Collective speech—the act of speaking, chanting, or singing in unison—carries a number of important meanings in modern culture, which my current book project is hoping to map. In the form of prayers, football songs, chants of political protest, and so on, choric utterance is a common feature of modern life, that normally operates (albeit in a variety of ways) as an expression of group solidarity. In this paper I will be exploring how collective speech operates as an object of anthropological investigation. From the late nineteenth century, anthropologists studying the rituals of indigenous peoples became fascinated by the phenomenon of collective chanting, and European literary writers also pursued this interest in their encounters with (and depictions of) colonial subjects. My paper focuses on three writers—Zora Neale Hurston (USA), Jacques Roumain (Haiti) and Ousmane Sembène (Senegal)—who used the tools of anthropology to investigate the ritual functions of collective vocalisation, producing ethnographies, novels, poems and films that celebrated its role in African folk traditions and their New World derivatives. As I hope to show, these writers, in distinct and contrasting ways, made collective speech a site of anti-racist and anti-colonial resistance. It is perhaps not surprising that many anthropological descriptions of choral speech involved colonial assumptions and racist tropes: this paper explores how these three Black writers deployed an anthropology of ritual incantation in the service of a critique of racism and colonialism.
Matthew Taunton is an Associate Professor in Literature at the University of East Anglia. His publications include Red Britain: the Russian Revolution in Mid-Century Culture (OUP, 2019), A History of 1930s British Literature (CUP, 2019, co-edited with Benjamin Kohlmann) and Fictions of the City: Class, Culture and Mass Housing in London and Paris (Palgrave, 2009), as well as numerous journal articles and chapters in edited volumes. The British Novel of Ideas: George Eliot to Zadie Smith, co-edited with Rachel Potter, is forthcoming with CUP this year. His current project, funded by a British Academy Mid-Career Fellowship, investigates the phenomenon of collective utterance in modern literature, film and the wider culture.
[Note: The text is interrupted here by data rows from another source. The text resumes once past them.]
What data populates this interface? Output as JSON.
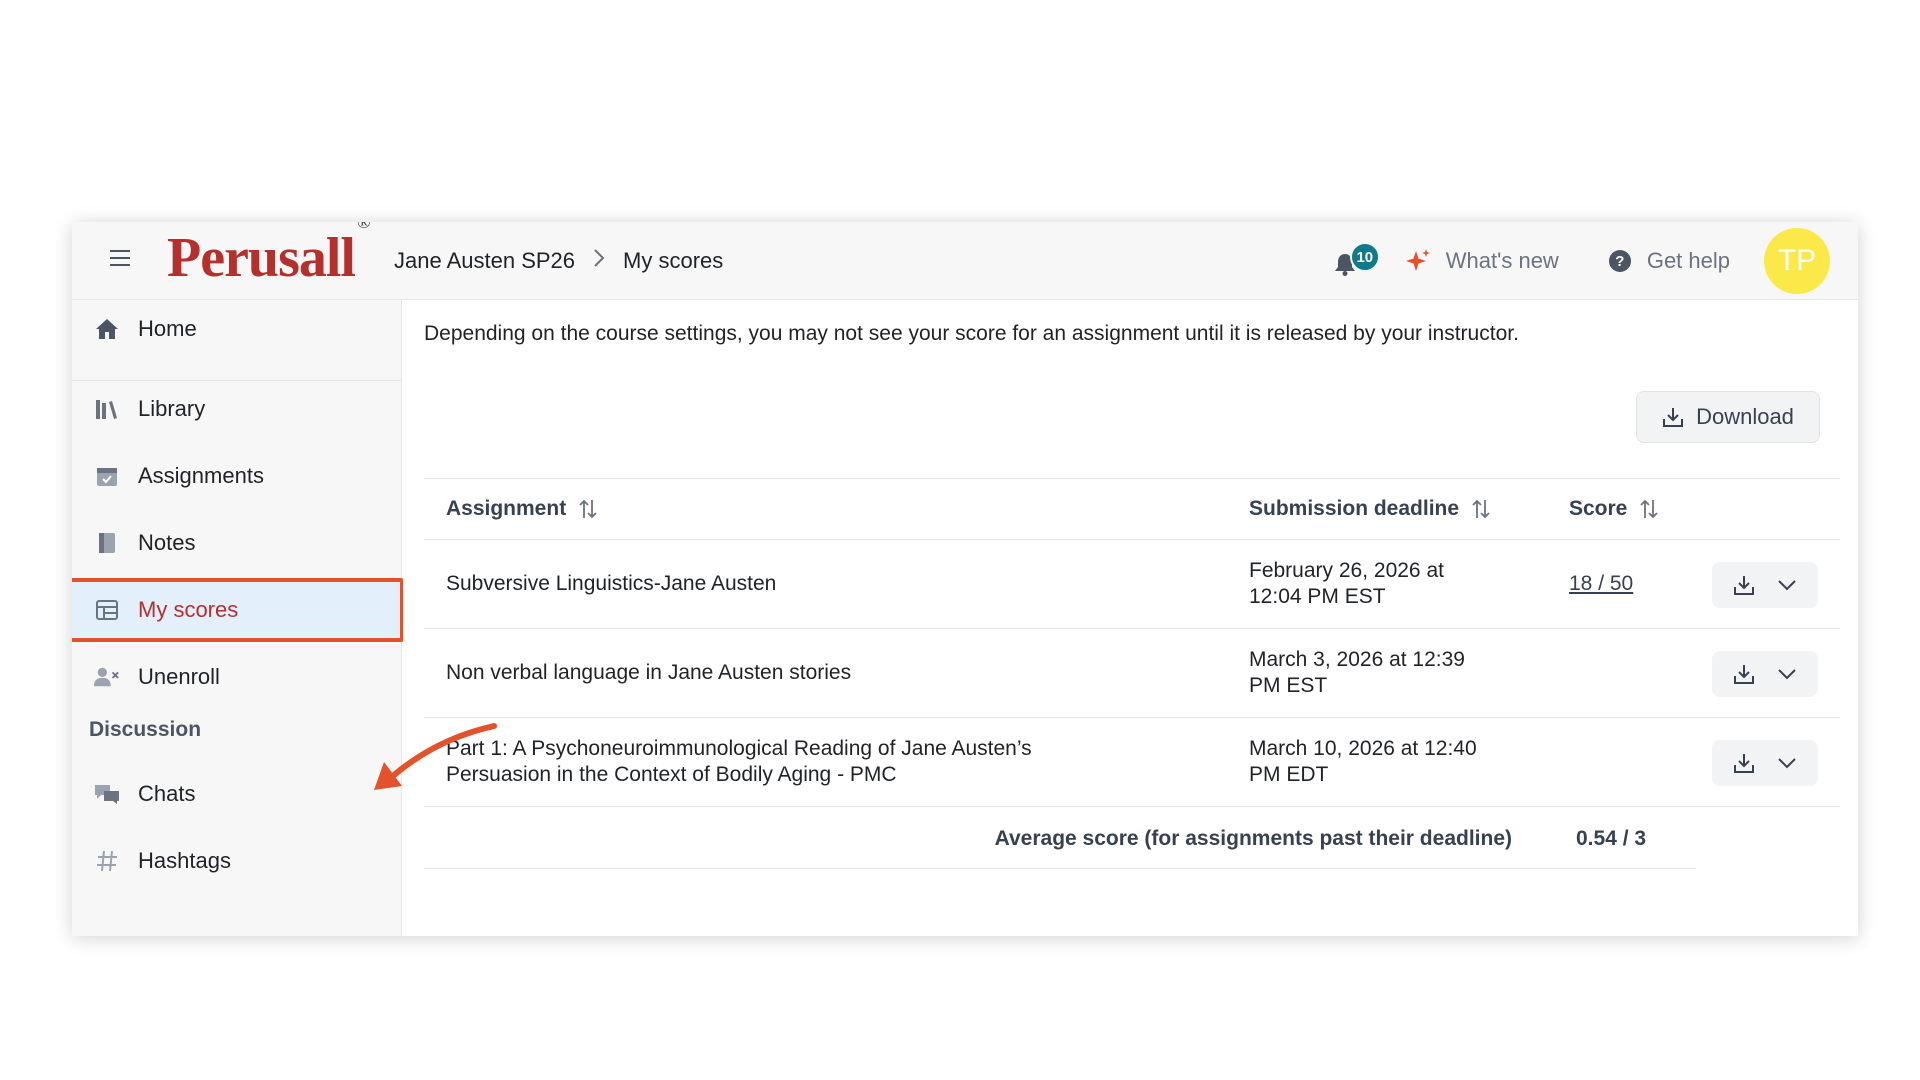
{
  "app": {
    "logo": "Perusall",
    "logo_mark": "®"
  },
  "breadcrumb": {
    "course": "Jane Austen SP26",
    "page": "My scores"
  },
  "header": {
    "notifications_count": "10",
    "whats_new": "What's new",
    "get_help": "Get help",
    "help_glyph": "?",
    "avatar_initials": "TP"
  },
  "sidebar": {
    "items": [
      {
        "label": "Home",
        "icon": "home-icon"
      },
      {
        "label": "Library",
        "icon": "library-icon"
      },
      {
        "label": "Assignments",
        "icon": "calendar-check-icon"
      },
      {
        "label": "Notes",
        "icon": "notebook-icon"
      },
      {
        "label": "My scores",
        "icon": "scores-table-icon",
        "active": true
      },
      {
        "label": "Unenroll",
        "icon": "user-remove-icon"
      }
    ],
    "discussion_label": "Discussion",
    "discussion_items": [
      {
        "label": "Chats",
        "icon": "chat-bubbles-icon"
      },
      {
        "label": "Hashtags",
        "icon": "hashtag-icon"
      }
    ]
  },
  "main": {
    "notice": "Depending on the course settings, you may not see your score for an assignment until it is released by your instructor.",
    "download_label": "Download",
    "table": {
      "columns": [
        "Assignment",
        "Submission deadline",
        "Score"
      ],
      "rows": [
        {
          "assignment": "Subversive Linguistics-Jane Austen",
          "deadline_line1": "February 26, 2026 at",
          "deadline_line2": "12:04 PM EST",
          "score": "18 / 50"
        },
        {
          "assignment": "Non verbal language in Jane Austen stories",
          "deadline_line1": "March 3, 2026 at 12:39",
          "deadline_line2": "PM EST",
          "score": ""
        },
        {
          "assignment_line1": "Part 1: A Psychoneuroimmunological Reading of Jane Austen’s",
          "assignment_line2": "Persuasion in the Context of Bodily Aging - PMC",
          "deadline_line1": "March 10, 2026 at 12:40",
          "deadline_line2": "PM EDT",
          "score": ""
        }
      ],
      "average_label": "Average score (for assignments past their deadline)",
      "average_value": "0.54 / 3"
    }
  },
  "colors": {
    "brand": "#b5302c",
    "annotation": "#e4522c",
    "badge": "#0e7a8a",
    "avatar": "#fbe94a",
    "active_bg": "#e3f0fb"
  }
}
He is (with Janice Ho and Benjamin Kohlmann) co-series-editor of a new OUP book series, Literature and Politics, and he also serves as senior deputy editor of Critical Quarterly.
March 29 – 17.00-18.00 – Rehearsal Room 1, ArtsOne, Mile End Campus. Map available here.